  • Energy drinks
  • Hot dog
  • Frozen dinners
  • Protein shakes
  • Diet ice-cream
  • Margarine
  • Imitation cheese
  • Vegan burger
  • Crab paste

Are Processed Foods Unhealthy?

Here’s a fact: human physiology hasn’t changed much since the time cavemen roamed the earth. Clearly, there are significant lifestyle differences from then to now, but that did not reflect on the evolution of the human biological system.
Another interesting fact: biology was tailored to suit historic humans more than contemporary ones. This is primarily why nutritional regimens like the Paleo diet gained popularity these past few years.
The excessive amounts of sugar, salt, unhealthy fat, and chemicals people consume nowadays eventually overload their systems. Modern-time illnesses like autoimmune diseases, cancer, allergies, food intolerance, cardiovascular diseases, metabolic disorders, and a host of other health issues.
Additionally, obesity is becoming a national and even global health issue.
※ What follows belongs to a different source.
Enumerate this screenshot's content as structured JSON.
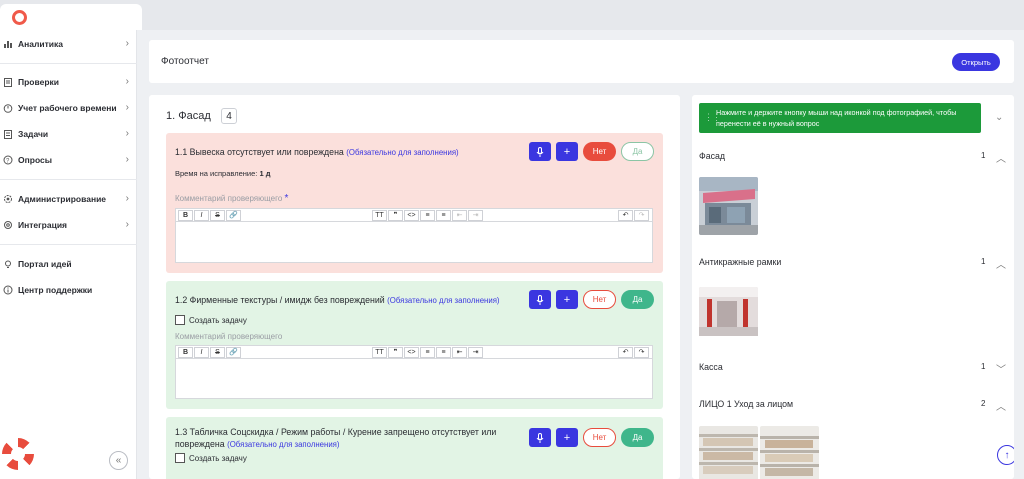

Unfortunately, it comes with a host of secondary problems that affect individuals severely.
That’s why many health professionals, functional medicine specialists, and nutritionists advocate steering clear of highly processed foods.
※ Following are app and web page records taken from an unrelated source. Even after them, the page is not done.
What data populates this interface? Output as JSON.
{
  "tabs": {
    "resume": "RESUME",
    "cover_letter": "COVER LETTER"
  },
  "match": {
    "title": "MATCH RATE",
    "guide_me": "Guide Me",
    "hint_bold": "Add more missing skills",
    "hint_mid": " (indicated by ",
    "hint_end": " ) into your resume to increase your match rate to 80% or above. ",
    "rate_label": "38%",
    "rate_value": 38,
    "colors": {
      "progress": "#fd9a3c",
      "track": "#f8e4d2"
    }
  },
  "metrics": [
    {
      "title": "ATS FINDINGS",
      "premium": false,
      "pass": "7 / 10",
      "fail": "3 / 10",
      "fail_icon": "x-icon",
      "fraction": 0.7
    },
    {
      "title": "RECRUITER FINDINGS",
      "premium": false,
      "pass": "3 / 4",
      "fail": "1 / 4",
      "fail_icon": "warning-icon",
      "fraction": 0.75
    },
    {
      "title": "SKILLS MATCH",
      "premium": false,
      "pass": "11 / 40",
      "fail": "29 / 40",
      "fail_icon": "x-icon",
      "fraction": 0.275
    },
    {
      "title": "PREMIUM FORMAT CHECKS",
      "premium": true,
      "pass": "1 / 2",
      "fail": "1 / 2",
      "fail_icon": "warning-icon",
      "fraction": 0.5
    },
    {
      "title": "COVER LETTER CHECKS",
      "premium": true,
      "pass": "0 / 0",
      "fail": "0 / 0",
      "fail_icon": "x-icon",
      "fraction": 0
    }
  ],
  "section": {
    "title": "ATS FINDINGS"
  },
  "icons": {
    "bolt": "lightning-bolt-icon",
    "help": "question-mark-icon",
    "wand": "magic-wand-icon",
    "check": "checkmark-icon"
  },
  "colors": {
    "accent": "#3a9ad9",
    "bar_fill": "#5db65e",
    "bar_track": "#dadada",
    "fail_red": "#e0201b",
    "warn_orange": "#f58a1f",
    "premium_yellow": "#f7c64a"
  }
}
How to Choose Healthy Processed Foods?

Lightly processed foods are often the best options. A diet that consists primarily of natural products is usually associated with better health outcomes than heavily processed foods.
As an example, the Mediterranean diet relies mostly on fresh stuff. The people who cook like that regularly usually look and feel great. They’re also known to live long and have active lives.
As a rule of thumb, if the food isn’t recognizable, differs too much from its natural form, or if its label has more than three ingredients, then it’s probably not too healthy.


Any food that isn’t picked straight from a plant or collected directly from a farm animal is processed food. And since most people live in cities, away from farms, they’re bound to use food that comes from a process.
The trick is to look for foods that are minimally processed, as these are known to be the healthiest choices.
Then again, eating the occasional burger or frozen dinner isn’t really the end of the world. As long as it doesn’t become a habit, then people should enjoy their life. Everything in moderation is always good.